An Extended Post on the Benefits and Costs of Oil and Gas Drilling

If there is any upside to the epic oil spill down in the Gulf (and heading this way), it is that it provided a learning opportunity for my courses in Political Economy of Regulation (Econ 240) and Environmental Economics (Econ 280).  I’ll start with the benefit-cost analysis (I actually started this yesterday and have touched on it here and here), and I will try to get to the regulations next week.

The Environmental Economics class looked at the benefit-cost analysis of offshore drilling described in the Draft Proposed Outer Continental Shelf (OCS) Oil and Gas Leasing Program 2010–2015. The document covered areas in Alaska, California, and the Gulf. The students looked at the benefits and costs of expanding offshore production, including the quantification of the environmental (external) costs.

The results deviated little from the extant program from 2007-2012 (see table), where the quantified benefits were far higher than production and external costs. Most of the benefits manifest themselves in the difference between oil and gas prices and the production costs (net economic value in the table). The producers take a chunk of profit and the federal government takes a 12.5% gross production royalty that it redistributes to the states.


The net benefits calculation is the consumer surplus and producer profits less the environmental costs. As can be seen in the table, the values are dominated by producer profits (roughly equivalent to “net economic value”). The analysis assumes $46/b oil prices, $7 / McF natural gas prices, and a 7% real discount rate.

The scope of environmental problems is potentially great – with direct or potential impacts on air and water quality, archaeological resources, national parks, national wildlife refuges, national wildlife refuges, national estuarine research reserves, and national estuary program, coastal habitats, fish habitats fisheries, land use, beach vacations, marine and coastal birds and mammals, sea floor habitats, turtles, recreational fishing and boating.

Yet, the estimated scale of these impacts was trivial (environmental costs in the table). Indeed, it is hard to imagine even with the possibility of a catastrophic spill factored in, that it wouldn’t still pass a standard benefit-cost assessment. This was our focus of discussion in class as we talked about how to think about such an analysis in the face of pervasive uncertainty. Given what we (thought we) knew about the risks, the way we do benefit-cost analysis certainly favored Gulf production.

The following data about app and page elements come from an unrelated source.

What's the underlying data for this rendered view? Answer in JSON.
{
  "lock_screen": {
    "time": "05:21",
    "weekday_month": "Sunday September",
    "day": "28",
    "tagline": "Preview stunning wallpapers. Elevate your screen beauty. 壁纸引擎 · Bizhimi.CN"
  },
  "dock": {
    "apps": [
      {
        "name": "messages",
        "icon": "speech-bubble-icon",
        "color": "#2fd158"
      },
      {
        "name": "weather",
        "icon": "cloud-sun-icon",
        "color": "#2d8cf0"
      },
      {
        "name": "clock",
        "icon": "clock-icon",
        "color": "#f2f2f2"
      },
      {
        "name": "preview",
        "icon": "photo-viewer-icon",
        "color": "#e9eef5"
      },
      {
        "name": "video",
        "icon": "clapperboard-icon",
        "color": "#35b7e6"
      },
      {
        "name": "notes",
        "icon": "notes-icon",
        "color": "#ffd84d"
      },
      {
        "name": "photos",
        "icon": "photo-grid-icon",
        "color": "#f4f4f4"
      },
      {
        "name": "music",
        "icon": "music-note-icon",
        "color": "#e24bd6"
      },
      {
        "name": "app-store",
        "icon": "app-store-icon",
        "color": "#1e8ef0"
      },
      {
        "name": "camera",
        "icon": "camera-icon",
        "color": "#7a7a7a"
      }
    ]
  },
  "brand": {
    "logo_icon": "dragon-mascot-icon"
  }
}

That assessment certainly squares with analysis by regulation junkies Robert Hahn and Peter Passell.  These gentleman have long beat the drum for more offshore drilling, most recently in their 2010 Energy Economics piece. In a blog post last week, they don’t exactly recant:

It’s egg-on-their-faces time for the assorted politicians and pundits who dismissed the potential for spills in offshore drilling as an acceptable price to pay for access to undersea riches. Does that group include us (Hahn and Passell)? Yes and no. We admit to writing articles, both technical and journalistic, concluding that drilling in the Outer Continental Shelf was likely justified on economic grounds. And we made the case again, a scant month before the BP platform blew up in the Gulf.

So, why the weasel words? Because, like all conscientious benefit-cost analyses, ours was no better than the information available at the time. If we were to do it over, we wouldn’t change the basic approach – in the end, every policy decision that yields costs and benefits is a benefit-cost analysis, and we prefer the kind that are made openly, with the best available data. Only next time, we’d have more information.

That said, we think a moratorium on deep-water drilling makes sense until we understand the BP catastrophe and are confident that we have the technology to contain the consequences of accidents in such challenging waters. We also believe that there needs to be a hard look at the liability structure – less to punish the bad guys than to create appropriate incentives for investing in safety.

So, where does that leave us? According to Martin Weitzman’s fat-tail argument or Nasem Taleb’s (cruelly ironic) Black Swan, there is a fundamental difficulty in using our standard ops to address low-probability, high-consequence events.  On the other hand, I don’t recommend abandoning these tools, either.

For a reasonable discussion of this, I suggest a good post at the Env-Econ blog on how such reasoning can take you down a slippery slope that might prevent you from crossing the street.  No matter how you slice it, it’s a difficult question and an even more difficult answer.